On June 22, accessibility advocate Ian Mackay blew his way to a new world record for distance wheeled in 24 hours by mouth-controlled power wheelchair.
Mackay, a C3 quadriplegic who lives in Port Angeles, Washington, broke the old record of 173.98 miles by driving 184.4 miles in just under 24 hours.
To accomplish the feat, Mackay averaged over 8.6 mph in his Invacare SP2, covering more than 14 laps around a 13-mile paved loop on Sauvie Island, just north of Portland, Oregon. He started at 8 p.m. on the longest day of the year and crossed the finish line the next evening to a warm welcome from a small crowd of family, friends, media and supporters.
Mackay says he was motivated to attempt the record primarily for the challenge of it. “The most rewarding things in the world are often difficult. So often, as people with disabilities, we focus on what we can’t do. I have thrived by pushing that envelope and trying to see what else is possible out there,” he says.
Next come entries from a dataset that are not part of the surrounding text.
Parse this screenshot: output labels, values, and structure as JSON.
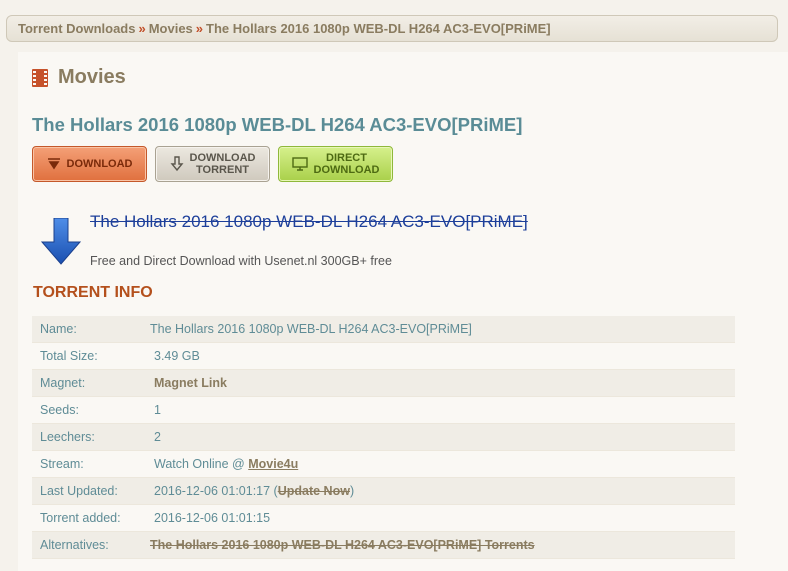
{
  "breadcrumb": {
    "items": [
      "Torrent Downloads",
      "Movies",
      "The Hollars 2016 1080p WEB-DL H264 AC3-EVO[PRiME]"
    ],
    "separator": "»"
  },
  "section": {
    "title": "Movies",
    "icon": "film-icon"
  },
  "torrent": {
    "title": "The Hollars 2016 1080p WEB-DL H264 AC3-EVO[PRiME]"
  },
  "buttons": {
    "download": "Download",
    "download_torrent_1": "Download",
    "download_torrent_2": "Torrent",
    "direct_1": "Direct",
    "direct_2": "Download"
  },
  "usenet": {
    "link": "The Hollars 2016 1080p WEB-DL H264 AC3-EVO[PRiME]",
    "sub": "Free and Direct Download with Usenet.nl 300GB+ free"
  },
  "info": {
    "heading": "TORRENT INFO",
    "name_label": "Name:",
    "name_value": "The Hollars 2016 1080p WEB-DL H264 AC3-EVO[PRiME]",
    "size_label": "Total Size:",
    "size_value": "3.49 GB",
    "magnet_label": "Magnet:",
    "magnet_value": "Magnet Link",
    "seeds_label": "Seeds:",
    "seeds_value": "1",
    "leechers_label": "Leechers:",
    "leechers_value": "2",
    "stream_label": "Stream:",
    "stream_prefix": "Watch Online @",
    "stream_link": "Movie4u",
    "updated_label": "Last Updated:",
    "updated_value": "2016-12-06 01:01:17",
    "update_now": "Update Now",
    "added_label": "Torrent added:",
    "added_value": "2016-12-06 01:01:15",
    "alternatives_label": "Alternatives:",
    "alternatives_value": "The Hollars 2016 1080p WEB-DL H264 AC3-EVO[PRiME] Torrents"
  },
  "colors": {
    "accent": "#5a8c96",
    "heading_orange": "#b4501c",
    "brown": "#8a7c60"
  }
}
The record attempt took months of planning and a team of dedicated volunteers. Mackay has done several other long-distance rides to raise awareness about the need for accessible outdoor recreation but nothing so demanding in such a short time frame. For safety and support, volunteers drove a support vehicle and rode bikes alongside Mackay for the entirety of the ride. Mackay used lithium-ion batteries for increased range, and his support crew swapped in fresh batteries on the road, ensuring minimal downtime.
There were no major problems or technical issues during the event, but Mackay’s temperature did drop to almost 95 degrees in the coldest hours of the night, prompting a quick stop to warm up in a van. Still, Mackay said the physical challenges weren’t the most difficult part of the ride.
“I didn’t count on the emotional lows,” he says. “I thought it would be more physical, but it was definitely more emotional. It was difficult. You start thinking about why the hell you are out here and asking, can I really do this?”
After the 24-hour roller coaster, Mackay has already learned an important lesson. “I think what you have to do is embrace the misery from the get-go,” he says.
Despite being exhausted from the event, Mackay has another, ongoing challenge to pursue. He vowed to be back in his chair the following day to maintain his streak of over 2,000 days that he has driven at least one mile on an outdoor trail.
Before the record can become official, Guinness World Record keepers must verify it. The previous record was set by South Korea’s Chang-Hyuan Choi in April 2017.
|For more on the record or to learn more about Mackay and his nonprofit Ian’s ride, visit iansride.com.|
|I’ve had the good fortune to be a part of the New Mobility team for the last decade, including the last three as the editor. In that role I’ve focused on making sure NM has its fingers on the pulse of the mobility disability community. I take pride in ensuring that we are sharing stories and resources that help our readers live their lives to the fullest. When I’m not talking with our freelancers and staff or working at my computer, there’s a good chance you’ll find me seeking out one of Oregon’s famous “sunbreaks” in my hometown of Portland. I love to eat and cook (in that order) and embrace my nerdy side with a lifelong passion for Star Wars and a rediscovered adult love of Legos.|
Source New Mobility